+++ DATA FOR THIS EXERCISE +++

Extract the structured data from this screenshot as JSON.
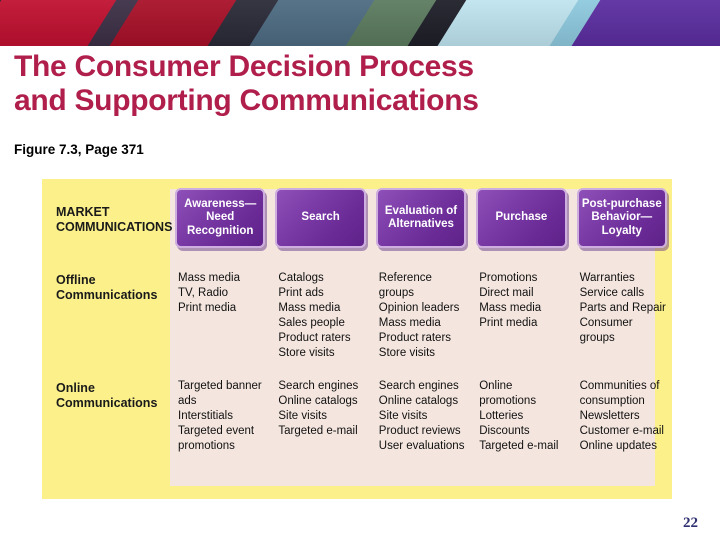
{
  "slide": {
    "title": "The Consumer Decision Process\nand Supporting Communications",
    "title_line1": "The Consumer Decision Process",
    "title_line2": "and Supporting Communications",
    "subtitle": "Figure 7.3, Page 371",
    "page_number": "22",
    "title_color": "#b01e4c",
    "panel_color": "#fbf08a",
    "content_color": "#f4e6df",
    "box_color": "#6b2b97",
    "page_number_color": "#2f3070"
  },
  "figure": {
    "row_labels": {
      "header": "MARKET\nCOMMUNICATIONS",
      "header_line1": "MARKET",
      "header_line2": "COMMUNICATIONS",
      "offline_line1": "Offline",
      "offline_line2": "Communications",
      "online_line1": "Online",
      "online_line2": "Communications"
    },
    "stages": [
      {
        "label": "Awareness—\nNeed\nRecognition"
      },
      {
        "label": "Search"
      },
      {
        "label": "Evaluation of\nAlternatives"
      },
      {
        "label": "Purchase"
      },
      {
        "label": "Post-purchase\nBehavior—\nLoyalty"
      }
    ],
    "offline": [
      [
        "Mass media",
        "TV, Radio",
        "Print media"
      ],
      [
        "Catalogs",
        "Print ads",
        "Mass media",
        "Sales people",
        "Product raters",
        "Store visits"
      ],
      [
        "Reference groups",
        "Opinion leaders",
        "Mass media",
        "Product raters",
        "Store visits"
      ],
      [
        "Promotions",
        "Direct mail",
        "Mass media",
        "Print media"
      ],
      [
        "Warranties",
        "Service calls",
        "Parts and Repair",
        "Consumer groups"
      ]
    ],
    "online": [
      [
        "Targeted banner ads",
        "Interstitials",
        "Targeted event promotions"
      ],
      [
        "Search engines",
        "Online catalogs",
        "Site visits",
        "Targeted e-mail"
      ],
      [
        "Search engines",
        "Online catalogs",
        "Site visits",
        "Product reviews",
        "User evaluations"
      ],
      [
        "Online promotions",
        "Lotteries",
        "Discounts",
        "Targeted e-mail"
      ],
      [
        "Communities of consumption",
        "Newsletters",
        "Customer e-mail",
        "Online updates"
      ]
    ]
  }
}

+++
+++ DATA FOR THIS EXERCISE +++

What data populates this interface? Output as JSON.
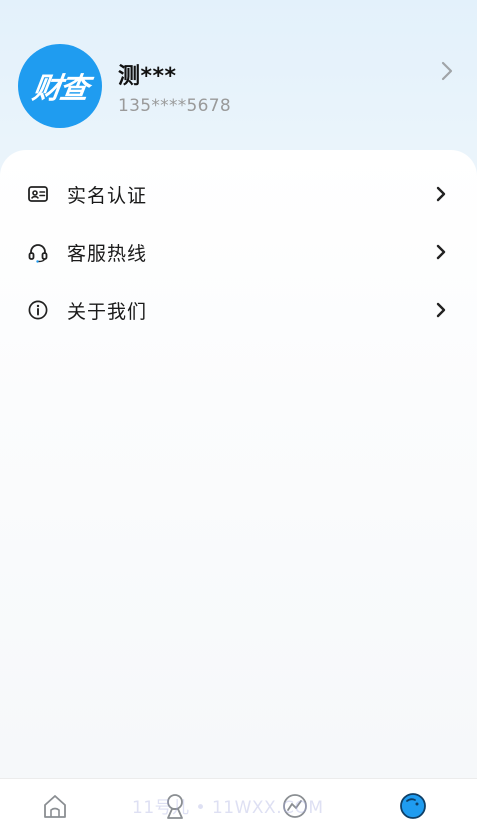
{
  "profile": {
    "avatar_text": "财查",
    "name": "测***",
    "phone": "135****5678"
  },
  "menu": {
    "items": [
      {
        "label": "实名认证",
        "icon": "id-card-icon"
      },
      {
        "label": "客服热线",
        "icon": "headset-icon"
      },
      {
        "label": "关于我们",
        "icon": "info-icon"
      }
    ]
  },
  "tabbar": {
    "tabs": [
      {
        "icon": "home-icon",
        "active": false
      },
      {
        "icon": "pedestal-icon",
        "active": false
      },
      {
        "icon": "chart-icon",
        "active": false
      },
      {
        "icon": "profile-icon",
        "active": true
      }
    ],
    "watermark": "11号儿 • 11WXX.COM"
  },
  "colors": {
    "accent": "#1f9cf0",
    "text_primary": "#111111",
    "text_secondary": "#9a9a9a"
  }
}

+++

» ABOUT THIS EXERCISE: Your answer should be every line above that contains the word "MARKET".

» EXPECTED ANSWER:
      "header": "MARKET\nCOMMUNICATIONS",
      "header_line1": "MARKET",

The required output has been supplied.